We talked a lot about the gender dynamics in comics: the “boys club” of writers and pencilers who close ranks and sideline female characters when things are happening, or draw them as nothing more than tits and ass. Although the Squirrel Girl creative team is a man and a woman, it just feels like a totally different kind of comic. Even though we only agreed to read the first three books, we both kept reading. You pointed out that the Mole Man arc in Book 4 could be used to teach consent and boundaries, and Doreen is a character who brought both of us hope and joy---which is something we need now more than ever!
There are many, many things to love about Squirrel Girl, not the least of which is the tiny commentary at the bottom of each page. As we were calling it, the "kid whistle" text. Heh. That's perfect, because I'm not sure that many older readers can even see that text, let alone read it. It's tiny and it's light golden brown -- it is clearly intended for those who can make it out. I don’t know if this is intentional or not, but one nice thing about it is that it slows you down as you’re reading -- I often burn right through comics, but with these, you have to slow down and take a careful look at what is written at the bottom of each page (and it’s worth it, cause it’s hilarious).

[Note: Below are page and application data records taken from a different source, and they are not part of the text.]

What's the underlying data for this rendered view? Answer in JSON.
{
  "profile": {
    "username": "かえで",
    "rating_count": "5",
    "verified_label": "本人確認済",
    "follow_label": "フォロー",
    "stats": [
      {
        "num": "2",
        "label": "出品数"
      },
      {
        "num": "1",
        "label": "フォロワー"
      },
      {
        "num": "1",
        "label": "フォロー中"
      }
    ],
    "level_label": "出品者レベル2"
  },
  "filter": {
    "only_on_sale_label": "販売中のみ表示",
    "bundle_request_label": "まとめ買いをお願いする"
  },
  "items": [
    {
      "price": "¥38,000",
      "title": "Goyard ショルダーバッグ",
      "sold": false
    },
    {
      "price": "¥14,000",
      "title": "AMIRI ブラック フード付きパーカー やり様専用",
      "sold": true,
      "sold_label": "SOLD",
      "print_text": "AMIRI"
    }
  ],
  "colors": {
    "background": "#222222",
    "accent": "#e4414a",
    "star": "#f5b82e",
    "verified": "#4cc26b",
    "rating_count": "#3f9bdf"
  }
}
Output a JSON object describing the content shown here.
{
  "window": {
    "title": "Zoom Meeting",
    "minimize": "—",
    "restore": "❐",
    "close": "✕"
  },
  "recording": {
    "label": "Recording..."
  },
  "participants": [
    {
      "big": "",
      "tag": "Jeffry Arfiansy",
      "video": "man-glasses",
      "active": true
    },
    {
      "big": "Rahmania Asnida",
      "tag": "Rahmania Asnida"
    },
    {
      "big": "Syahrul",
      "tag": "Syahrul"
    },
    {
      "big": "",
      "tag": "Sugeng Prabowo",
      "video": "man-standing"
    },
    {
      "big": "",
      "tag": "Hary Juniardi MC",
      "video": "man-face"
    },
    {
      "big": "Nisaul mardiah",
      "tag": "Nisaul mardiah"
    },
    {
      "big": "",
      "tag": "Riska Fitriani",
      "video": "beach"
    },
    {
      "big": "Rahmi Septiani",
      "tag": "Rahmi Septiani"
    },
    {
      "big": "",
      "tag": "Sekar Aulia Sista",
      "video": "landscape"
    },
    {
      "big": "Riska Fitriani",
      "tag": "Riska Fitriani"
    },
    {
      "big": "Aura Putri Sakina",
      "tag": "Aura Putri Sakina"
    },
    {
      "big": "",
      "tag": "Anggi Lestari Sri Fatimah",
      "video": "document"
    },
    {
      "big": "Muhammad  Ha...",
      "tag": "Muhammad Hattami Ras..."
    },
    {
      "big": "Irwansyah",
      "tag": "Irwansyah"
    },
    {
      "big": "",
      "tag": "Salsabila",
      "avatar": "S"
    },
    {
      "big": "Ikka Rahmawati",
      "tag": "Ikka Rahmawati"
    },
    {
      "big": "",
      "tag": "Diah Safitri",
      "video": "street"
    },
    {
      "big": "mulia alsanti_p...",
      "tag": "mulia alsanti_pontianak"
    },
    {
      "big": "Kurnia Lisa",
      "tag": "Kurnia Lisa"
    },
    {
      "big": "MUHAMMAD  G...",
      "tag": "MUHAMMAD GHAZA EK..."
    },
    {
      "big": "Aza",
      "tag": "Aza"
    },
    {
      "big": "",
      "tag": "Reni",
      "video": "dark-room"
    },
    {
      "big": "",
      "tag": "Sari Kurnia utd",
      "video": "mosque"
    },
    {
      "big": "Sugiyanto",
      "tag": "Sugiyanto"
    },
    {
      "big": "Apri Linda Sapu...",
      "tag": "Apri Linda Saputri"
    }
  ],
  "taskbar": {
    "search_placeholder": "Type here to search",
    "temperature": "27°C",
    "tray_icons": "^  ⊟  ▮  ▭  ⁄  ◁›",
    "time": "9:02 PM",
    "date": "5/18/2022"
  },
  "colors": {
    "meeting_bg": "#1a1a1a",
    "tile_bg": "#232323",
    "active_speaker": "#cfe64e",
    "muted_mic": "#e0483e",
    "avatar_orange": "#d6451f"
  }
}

The only thing minor nit we had about these books and, really, comic books in general, is that it's difficult to figure out bizarro numbering protocol of the issues. For instance, Vols 1 and 2 are collections of "Volume 1, 1-8." Vol 3 is "Volume 2, 1-6." What? What makes up volumes? Oh, here’s someone breaking down the messed up numbering -- it was a weirdo Marvel choice to blow everything up and then re-build and SG got caught in the crossfire. As you pointed out, this is another thing that makes the bar even higher for people to enter the world of reading comics -- as if it’s not hard enough to walk into a comic book store with zero comic knowledge [except for yours, I know -- that’s a very welcoming one!] it feels like you have to be an “insider” just to understand the numbering system! Now that I think of it… I do not think this sort of exclusionary behavior would be Doreen-approved.
I think the only thing about Squirrel Girl that we differed in opinions on was the Letters section: I love it and you do not. I was so surprised that you don't read them -- I find the interaction between fans and authors to be very charming (esp. from little girls). It turns out you do look at the cosplay photos, but just cannot stand the formatting of the letters on the page -- there are some justification and general design issues; the responses are bold and inconsistently formatted; and, as you recalled from our High School yearbook days: “ECHO says ‘No trapped copy!’” (there is, in fact, trapped copy). All of that doesn’t bother me -- it reminds me of Letters pages of yore, when reading comics as a kid. You made a good point there that, when we were kids, it was nice to read the letters from other people in the world and realize, “Look! Other people feel the same way as I do!” and now… we have the Internet for that. I still like old-school stuff (real mail, film cameras, etc.) so I guess that’s my thing. Thinking more about it, I just don’t think they want to spend/waste a lot of time formatting that page (if they did, they’d probably have to cut it entirely) so this is how they get those letters out there. And hey, if young kids are reading SG (and I hope they are!) then they can connect with other fans without Internet use.
In conclusion, we love Squirrel Girl and are so happy that this comic exists in the world.